# WORK TASK
Copy every line below exactly.
═══
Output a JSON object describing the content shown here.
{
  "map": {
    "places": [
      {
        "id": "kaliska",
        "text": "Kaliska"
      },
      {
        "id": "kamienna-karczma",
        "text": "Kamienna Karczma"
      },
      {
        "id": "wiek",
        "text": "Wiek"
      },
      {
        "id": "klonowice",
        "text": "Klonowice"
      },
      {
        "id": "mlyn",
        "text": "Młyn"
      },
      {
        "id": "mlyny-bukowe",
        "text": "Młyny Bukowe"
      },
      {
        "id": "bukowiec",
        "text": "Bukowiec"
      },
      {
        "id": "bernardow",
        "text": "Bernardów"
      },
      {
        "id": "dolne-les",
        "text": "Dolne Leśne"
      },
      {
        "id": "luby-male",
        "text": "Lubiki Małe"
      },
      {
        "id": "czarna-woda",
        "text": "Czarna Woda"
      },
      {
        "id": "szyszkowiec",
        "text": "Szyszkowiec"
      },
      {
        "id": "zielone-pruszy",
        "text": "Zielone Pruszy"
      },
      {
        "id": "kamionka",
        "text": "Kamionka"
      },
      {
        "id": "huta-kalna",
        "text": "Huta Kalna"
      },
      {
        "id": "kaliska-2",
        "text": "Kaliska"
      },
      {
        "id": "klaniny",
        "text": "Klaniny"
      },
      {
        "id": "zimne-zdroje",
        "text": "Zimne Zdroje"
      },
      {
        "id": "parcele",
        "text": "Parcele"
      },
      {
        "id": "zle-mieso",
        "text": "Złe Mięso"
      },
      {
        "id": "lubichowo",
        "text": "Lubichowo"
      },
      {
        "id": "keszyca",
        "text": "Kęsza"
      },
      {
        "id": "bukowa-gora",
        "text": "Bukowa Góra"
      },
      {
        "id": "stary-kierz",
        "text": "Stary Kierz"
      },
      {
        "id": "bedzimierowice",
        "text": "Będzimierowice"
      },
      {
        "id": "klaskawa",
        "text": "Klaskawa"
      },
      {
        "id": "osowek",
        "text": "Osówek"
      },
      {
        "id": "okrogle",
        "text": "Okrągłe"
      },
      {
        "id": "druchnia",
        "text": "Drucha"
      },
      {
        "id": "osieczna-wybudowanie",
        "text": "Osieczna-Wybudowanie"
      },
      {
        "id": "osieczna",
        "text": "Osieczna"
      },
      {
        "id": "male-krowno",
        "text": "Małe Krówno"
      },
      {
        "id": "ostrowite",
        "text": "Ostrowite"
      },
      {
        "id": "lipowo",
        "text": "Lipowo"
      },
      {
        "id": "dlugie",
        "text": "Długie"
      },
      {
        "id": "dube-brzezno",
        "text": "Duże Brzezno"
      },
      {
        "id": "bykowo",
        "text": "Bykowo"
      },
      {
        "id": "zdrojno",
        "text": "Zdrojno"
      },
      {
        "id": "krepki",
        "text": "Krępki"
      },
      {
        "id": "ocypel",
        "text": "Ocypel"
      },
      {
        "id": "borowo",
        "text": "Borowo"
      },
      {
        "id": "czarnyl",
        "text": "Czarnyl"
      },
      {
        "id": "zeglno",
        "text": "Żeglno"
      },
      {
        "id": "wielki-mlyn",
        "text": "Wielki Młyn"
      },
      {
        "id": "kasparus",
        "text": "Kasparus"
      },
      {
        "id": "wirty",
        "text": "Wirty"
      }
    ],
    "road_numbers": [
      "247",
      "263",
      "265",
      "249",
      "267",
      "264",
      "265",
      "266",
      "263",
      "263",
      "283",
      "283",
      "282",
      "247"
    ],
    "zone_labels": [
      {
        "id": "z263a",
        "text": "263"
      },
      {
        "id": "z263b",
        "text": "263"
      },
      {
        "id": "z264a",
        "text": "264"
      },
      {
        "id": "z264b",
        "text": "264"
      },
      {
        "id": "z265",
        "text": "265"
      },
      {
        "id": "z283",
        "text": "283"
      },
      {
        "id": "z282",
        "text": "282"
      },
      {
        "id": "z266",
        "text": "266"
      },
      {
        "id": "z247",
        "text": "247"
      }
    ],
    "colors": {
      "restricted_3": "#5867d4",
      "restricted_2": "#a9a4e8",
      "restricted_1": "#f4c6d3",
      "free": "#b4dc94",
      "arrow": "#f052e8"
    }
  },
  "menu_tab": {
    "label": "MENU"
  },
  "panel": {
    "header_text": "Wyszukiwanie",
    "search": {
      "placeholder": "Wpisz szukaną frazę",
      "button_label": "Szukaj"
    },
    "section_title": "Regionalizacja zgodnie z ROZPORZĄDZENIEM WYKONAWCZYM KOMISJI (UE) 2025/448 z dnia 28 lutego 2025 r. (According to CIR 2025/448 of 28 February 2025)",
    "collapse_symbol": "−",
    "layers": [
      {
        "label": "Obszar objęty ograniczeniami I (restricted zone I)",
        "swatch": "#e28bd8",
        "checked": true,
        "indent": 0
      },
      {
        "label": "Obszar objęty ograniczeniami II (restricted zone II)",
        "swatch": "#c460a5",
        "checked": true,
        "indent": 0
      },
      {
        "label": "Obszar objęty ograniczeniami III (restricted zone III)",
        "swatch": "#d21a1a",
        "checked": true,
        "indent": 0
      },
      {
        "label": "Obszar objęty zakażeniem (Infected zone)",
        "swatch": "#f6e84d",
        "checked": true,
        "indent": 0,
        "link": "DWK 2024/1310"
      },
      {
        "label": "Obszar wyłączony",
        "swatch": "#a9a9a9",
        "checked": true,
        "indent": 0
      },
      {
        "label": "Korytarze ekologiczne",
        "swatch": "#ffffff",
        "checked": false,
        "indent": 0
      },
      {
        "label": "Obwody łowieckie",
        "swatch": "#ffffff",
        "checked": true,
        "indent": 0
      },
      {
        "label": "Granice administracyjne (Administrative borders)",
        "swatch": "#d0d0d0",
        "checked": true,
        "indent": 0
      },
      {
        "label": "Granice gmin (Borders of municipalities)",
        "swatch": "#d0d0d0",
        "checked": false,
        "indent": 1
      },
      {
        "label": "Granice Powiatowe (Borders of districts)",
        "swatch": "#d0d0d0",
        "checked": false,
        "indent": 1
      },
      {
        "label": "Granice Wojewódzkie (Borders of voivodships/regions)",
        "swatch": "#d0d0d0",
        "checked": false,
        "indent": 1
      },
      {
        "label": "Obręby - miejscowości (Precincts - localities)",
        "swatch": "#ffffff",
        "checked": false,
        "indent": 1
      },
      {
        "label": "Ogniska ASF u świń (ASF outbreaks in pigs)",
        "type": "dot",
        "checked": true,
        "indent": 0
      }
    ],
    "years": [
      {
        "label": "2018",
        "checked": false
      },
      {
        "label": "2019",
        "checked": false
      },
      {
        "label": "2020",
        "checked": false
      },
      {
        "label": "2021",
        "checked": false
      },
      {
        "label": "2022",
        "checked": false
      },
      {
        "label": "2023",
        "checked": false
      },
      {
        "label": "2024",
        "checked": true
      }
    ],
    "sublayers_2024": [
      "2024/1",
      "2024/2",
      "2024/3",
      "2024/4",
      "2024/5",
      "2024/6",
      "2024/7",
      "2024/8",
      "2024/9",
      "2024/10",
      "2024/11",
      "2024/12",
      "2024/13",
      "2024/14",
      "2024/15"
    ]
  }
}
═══
# EXERCISE RESPONSE
Output a JSON object describing the content shown here.
{
  "map": {
    "places": [
      {
        "id": "kaliska",
        "text": "Kaliska"
      },
      {
        "id": "kamienna-karczma",
        "text": "Kamienna Karczma"
      },
      {
        "id": "wiek",
        "text": "Wiek"
      },
      {
        "id": "klonowice",
        "text": "Klonowice"
      },
      {
        "id": "mlyn",
        "text": "Młyn"
      },
      {
        "id": "mlyny-bukowe",
        "text": "Młyny Bukowe"
      },
      {
        "id": "bukowiec",
        "text": "Bukowiec"
      },
      {
        "id": "bernardow",
        "text": "Bernardów"
      },
      {
        "id": "dolne-les",
        "text": "Dolne Leśne"
      },
      {
        "id": "luby-male",
        "text": "Lubiki Małe"
      },
      {
        "id": "czarna-woda",
        "text": "Czarna Woda"
      },
      {
        "id": "szyszkowiec",
        "text": "Szyszkowiec"
      },
      {
        "id": "zielone-pruszy",
        "text": "Zielone Pruszy"
      },
      {
        "id": "kamionka",
        "text": "Kamionka"
      },
      {
        "id": "huta-kalna",
        "text": "Huta Kalna"
      },
      {
        "id": "kaliska-2",
        "text": "Kaliska"
      },
      {
        "id": "klaniny",
        "text": "Klaniny"
      },
      {
        "id": "zimne-zdroje",
        "text": "Zimne Zdroje"
      },
      {
        "id": "parcele",
        "text": "Parcele"
      },
      {
        "id": "zle-mieso",
        "text": "Złe Mięso"
      },
      {
        "id": "lubichowo",
        "text": "Lubichowo"
      },
      {
        "id": "keszyca",
        "text": "Kęsza"
      },
      {
        "id": "bukowa-gora",
        "text": "Bukowa Góra"
      },
      {
        "id": "stary-kierz",
        "text": "Stary Kierz"
      },
      {
        "id": "bedzimierowice",
        "text": "Będzimierowice"
      },
      {
        "id": "klaskawa",
        "text": "Klaskawa"
      },
      {
        "id": "osowek",
        "text": "Osówek"
      },
      {
        "id": "okrogle",
        "text": "Okrągłe"
      },
      {
        "id": "druchnia",
        "text": "Drucha"
      },
      {
        "id": "osieczna-wybudowanie",
        "text": "Osieczna-Wybudowanie"
      },
      {
        "id": "osieczna",
        "text": "Osieczna"
      },
      {
        "id": "male-krowno",
        "text": "Małe Krówno"
      },
      {
        "id": "ostrowite",
        "text": "Ostrowite"
      },
      {
        "id": "lipowo",
        "text": "Lipowo"
      },
      {
        "id": "dlugie",
        "text": "Długie"
      },
      {
        "id": "dube-brzezno",
        "text": "Duże Brzezno"
      },
      {
        "id": "bykowo",
        "text": "Bykowo"
      },
      {
        "id": "zdrojno",
        "text": "Zdrojno"
      },
      {
        "id": "krepki",
        "text": "Krępki"
      },
      {
        "id": "ocypel",
        "text": "Ocypel"
      },
      {
        "id": "borowo",
        "text": "Borowo"
      },
      {
        "id": "czarnyl",
        "text": "Czarnyl"
      },
      {
        "id": "zeglno",
        "text": "Żeglno"
      },
      {
        "id": "wielki-mlyn",
        "text": "Wielki Młyn"
      },
      {
        "id": "kasparus",
        "text": "Kasparus"
      },
      {
        "id": "wirty",
        "text": "Wirty"
      }
    ],
    "road_numbers": [
      "247",
      "263",
      "265",
      "249",
      "267",
      "264",
      "265",
      "266",
      "263",
      "263",
      "283",
      "283",
      "282",
      "247"
    ],
    "zone_labels": [
      {
        "id": "z263a",
        "text": "263"
      },
      {
        "id": "z263b",
        "text": "263"
      },
      {
        "id": "z264a",
        "text": "264"
      },
      {
        "id": "z264b",
        "text": "264"
      },
      {
        "id": "z265",
        "text": "265"
      },
      {
        "id": "z283",
        "text": "283"
      },
      {
        "id": "z282",
        "text": "282"
      },
      {
        "id": "z266",
        "text": "266"
      },
      {
        "id": "z247",
        "text": "247"
      }
    ],
    "colors": {
      "restricted_3": "#5867d4",
      "restricted_2": "#a9a4e8",
      "restricted_1": "#f4c6d3",
      "free": "#b4dc94",
      "arrow": "#f052e8"
    }
  },
  "menu_tab": {
    "label": "MENU"
  },
  "panel": {
    "header_text": "Wyszukiwanie",
    "search": {
      "placeholder": "Wpisz szukaną frazę",
      "button_label": "Szukaj"
    },
    "section_title": "Regionalizacja zgodnie z ROZPORZĄDZENIEM WYKONAWCZYM KOMISJI (UE) 2025/448 z dnia 28 lutego 2025 r. (According to CIR 2025/448 of 28 February 2025)",
    "collapse_symbol": "−",
    "layers": [
      {
        "label": "Obszar objęty ograniczeniami I (restricted zone I)",
        "swatch": "#e28bd8",
        "checked": true,
        "indent": 0
      },
      {
        "label": "Obszar objęty ograniczeniami II (restricted zone II)",
        "swatch": "#c460a5",
        "checked": true,
        "indent": 0
      },
      {
        "label": "Obszar objęty ograniczeniami III (restricted zone III)",
        "swatch": "#d21a1a",
        "checked": true,
        "indent": 0
      },
      {
        "label": "Obszar objęty zakażeniem (Infected zone)",
        "swatch": "#f6e84d",
        "checked": true,
        "indent": 0,
        "link": "DWK 2024/1310"
      },
      {
        "label": "Obszar wyłączony",
        "swatch": "#a9a9a9",
        "checked": true,
        "indent": 0
      },
      {
        "label": "Korytarze ekologiczne",
        "swatch": "#ffffff",
        "checked": false,
        "indent": 0
      },
      {
        "label": "Obwody łowieckie",
        "swatch": "#ffffff",
        "checked": true,
        "indent": 0
      },
      {
        "label": "Granice administracyjne (Administrative borders)",
        "swatch": "#d0d0d0",
        "checked": true,
        "indent": 0
      },
      {
        "label": "Granice gmin (Borders of municipalities)",
        "swatch": "#d0d0d0",
        "checked": false,
        "indent": 1
      },
      {
        "label": "Granice Powiatowe (Borders of districts)",
        "swatch": "#d0d0d0",
        "checked": false,
        "indent": 1
      },
      {
        "label": "Granice Wojewódzkie (Borders of voivodships/regions)",
        "swatch": "#d0d0d0",
        "checked": false,
        "indent": 1
      },
      {
        "label": "Obręby - miejscowości (Precincts - localities)",
        "swatch": "#ffffff",
        "checked": false,
        "indent": 1
      },
      {
        "label": "Ogniska ASF u świń (ASF outbreaks in pigs)",
        "type": "dot",
        "checked": true,
        "indent": 0
      }
    ],
    "years": [
      {
        "label": "2018",
        "checked": false
      },
      {
        "label": "2019",
        "checked": false
      },
      {
        "label": "2020",
        "checked": false
      },
      {
        "label": "2021",
        "checked": false
      },
      {
        "label": "2022",
        "checked": false
      },
      {
        "label": "2023",
        "checked": false
      },
      {
        "label": "2024",
        "checked": true
      }
    ],
    "sublayers_2024": [
      "2024/1",
      "2024/2",
      "2024/3",
      "2024/4",
      "2024/5",
      "2024/6",
      "2024/7",
      "2024/8",
      "2024/9",
      "2024/10",
      "2024/11",
      "2024/12",
      "2024/13",
      "2024/14",
      "2024/15"
    ]
  }
}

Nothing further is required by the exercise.